The park's namesake glaciers are disappearing before our eyes. The scenery that inspires so many can only be understood through the geologic timescale - the uplift that created the mountains occured 170 million years ago. However, the glaciers that attract millions of people every year are shrinking away in the length of a human lifetime. Glacier was home to around 150 glaciers in the nineteenth century - now only 25 named glaciers remain. And those 25 are estimated to disappear by 2025. So if you want to gaze on one of the most powerful erosive forces on the planet, book your trip to Montana now. It will be a sad story that we have to tell our children and grandchildren - "back in my day, there used to be huge fields of snow all over the place!" As climbers, the death of the glaciers and premature melting of mountain frost is a source of danger. Each year as temps hit early records, crucial ice acting as an arctic cement melts away, leading to rock falls and scree avalanches that are killing and injuring climbers at alarmingly high numbers.
Now that the depressing truth has been presented, let's get to the good stuff. We did a 35 mile beast of a hike in two days. We started at Kintla Lake Trailhead at the far northwest corner of the park. Day one completed the 17.5 miles in to gain the top of Boulder Pass where the backcountry campground is. The trail follows the north shore of Kintla Lake, a massive glacial lake over 450 feet deep. The trail heads upslope into a large burnt out meadow with great views of the Border Mountains, then onto the north bank of Upper Kintla Lake. After 12 miles, the 3,280 feet of elevation begins. Five miles of uphill switch backs through old growth forest and alpine meadows set you up for the grand finale, Boulder Pass. The campground sits at 7,100 feet and has three tent sites, a communal cooking area with a convenient bear hang wire, and one of the world's top ten outdoor toilets. http://www.dailymail.co.uk/news/article-1078738/Loo-view-The-worlds-toilets-best-vistas.html - check it out for a look see.
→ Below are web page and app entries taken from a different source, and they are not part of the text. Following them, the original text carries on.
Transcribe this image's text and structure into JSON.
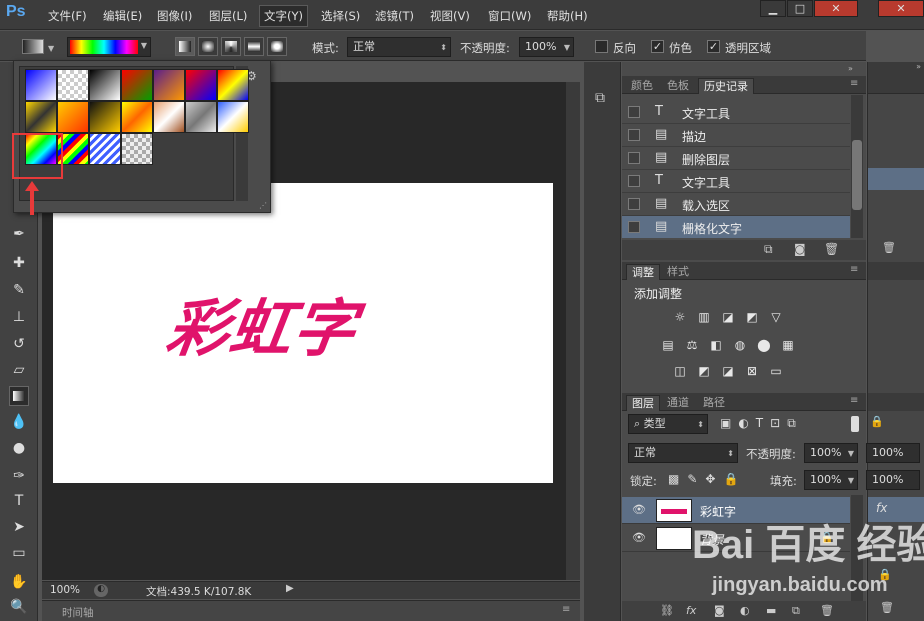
{
  "app": {
    "logo": "Ps"
  },
  "menu": [
    "文件(F)",
    "编辑(E)",
    "图像(I)",
    "图层(L)",
    "文字(Y)",
    "选择(S)",
    "滤镜(T)",
    "视图(V)",
    "窗口(W)",
    "帮助(H)"
  ],
  "options": {
    "mode_label": "模式:",
    "mode_value": "正常",
    "opacity_label": "不透明度:",
    "opacity_value": "100%",
    "reverse_label": "反向",
    "dither_label": "仿色",
    "transparency_label": "透明区域"
  },
  "gradient_picker": {
    "swatches": [
      "linear-gradient(135deg,#0000ff,#fff)",
      "repeating-conic-gradient(#ccc 0 25%,#fff 0 50%) 0 0/8px 8px",
      "linear-gradient(135deg,#000,#fff)",
      "linear-gradient(135deg,#ff0000,#00a000)",
      "linear-gradient(135deg,#5a1e8c,#ff9900)",
      "linear-gradient(135deg,#ff0000,#0000ff)",
      "linear-gradient(135deg,#ff0000,#ffff00,#0000ff)",
      "linear-gradient(135deg,#ffd700,#333,#ffd700)",
      "linear-gradient(135deg,#ffcc00,#ff3300)",
      "linear-gradient(135deg,#111,#ffcc00)",
      "linear-gradient(135deg,#ffff00,#ff6600,#ffff00)",
      "linear-gradient(135deg,#e6a070,#fff,#a05020)",
      "linear-gradient(135deg,#ccc,#777,#eee)",
      "linear-gradient(135deg,#3060ff,#fff,#ffcc00)",
      "linear-gradient(135deg,#ff0000,#ffff00,#00ff00,#00ffff,#0000ff,#ff00ff)",
      "repeating-linear-gradient(135deg,#ff0000 0 4px,#ffff00 4px 8px,#00ff00 8px 12px,#0000ff 12px 16px)",
      "repeating-linear-gradient(135deg,#4060ff 0 3px,#fff 3px 6px)",
      "repeating-conic-gradient(#aaa 0 25%,#eee 0 50%) 0 0/8px 8px"
    ]
  },
  "panels": {
    "history_tabs": [
      "颜色",
      "色板",
      "历史记录"
    ],
    "history_items": [
      "文字工具",
      "描边",
      "删除图层",
      "文字工具",
      "载入选区",
      "栅格化文字"
    ],
    "adjust_tabs": [
      "调整",
      "样式"
    ],
    "adjust_title": "添加调整",
    "layers_tabs": [
      "图层",
      "通道",
      "路径"
    ],
    "filter_label": "类型",
    "blend_mode": "正常",
    "opacity_label": "不透明度:",
    "opacity_value": "100%",
    "lock_label": "锁定:",
    "fill_label": "填充:",
    "fill_value": "100%",
    "layers": [
      "彩虹字",
      "背景"
    ],
    "far_opacity": "100%",
    "far_fill": "100%"
  },
  "document": {
    "text": "彩虹字"
  },
  "status": {
    "zoom": "100%",
    "doc_info": "文档:439.5 K/107.8K",
    "timeline": "时间轴"
  },
  "watermark": {
    "brand": "Bai 百度 经验",
    "url": "jingyan.baidu.com"
  },
  "colors": {
    "accent": "#5aa8f0",
    "text_color": "#e0136b",
    "highlight": "#e83a3a"
  }
}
|boulder pass in all its glory - agassiz glacier visible to the left, flanked by the 10,101 ft kintla peak|
Our arrival at the pass was made more exciting by the presence of a male grizzly bear about 50 feet from where we collapsed on a small snowfield. When we noticed he was there, we did as they told us and faced him while backing up slowly - you never want to turn your back on a bear. He barely acknowledged us, flopped down on the snow, and seemed quite happy to be where he was. So we got an easy exit and didn't have to use the bear spray - the best way to experience a closeup grizz. We spent a night at the pass, rewarded with the clearest night sky either of us have ever seen, and woke up at sunrise to have a quick breakfast and manhandle the 17.5 mile hike back to the trailhead. We would have preferred to do a loop hike, but the requirement of a shuttle and hitchhiking back to the trialhead left us questioning the practicality of the loop. With one mile to go, exhausted, sore, hungry and sporting a low morale, a black bear sow and two cubs occupied the trail, forcing us to backtrack and try to circumvent the aggravated beast. She eventually let us pass, and we were glad. All we wanted at that point was to get the hell out, drive the 1.5 hour gravel road to the nearest town, and grab a cold beer and a burger.
|the grizz from the snowpatch - photo by other hikers|
|becoming rarer by the year, it was great to safely encounter one of these beasts in the wilderness|
Although we were completely fried by the end of the hike, the experience was amazing. Glacier is home to the some of the greatest alpine scenery the country has to offer. I highly recommend a trip to this national treasure, and don't let our story keep you away if you're not a hearty woodsman. Glacier has over 700 miles of trails, some even ADA accessible and paved. The Going to the Sun Road lets motorists catch glimpses of wildlife and scenery. Put this park at the top of your list - it won't be as it is much longer.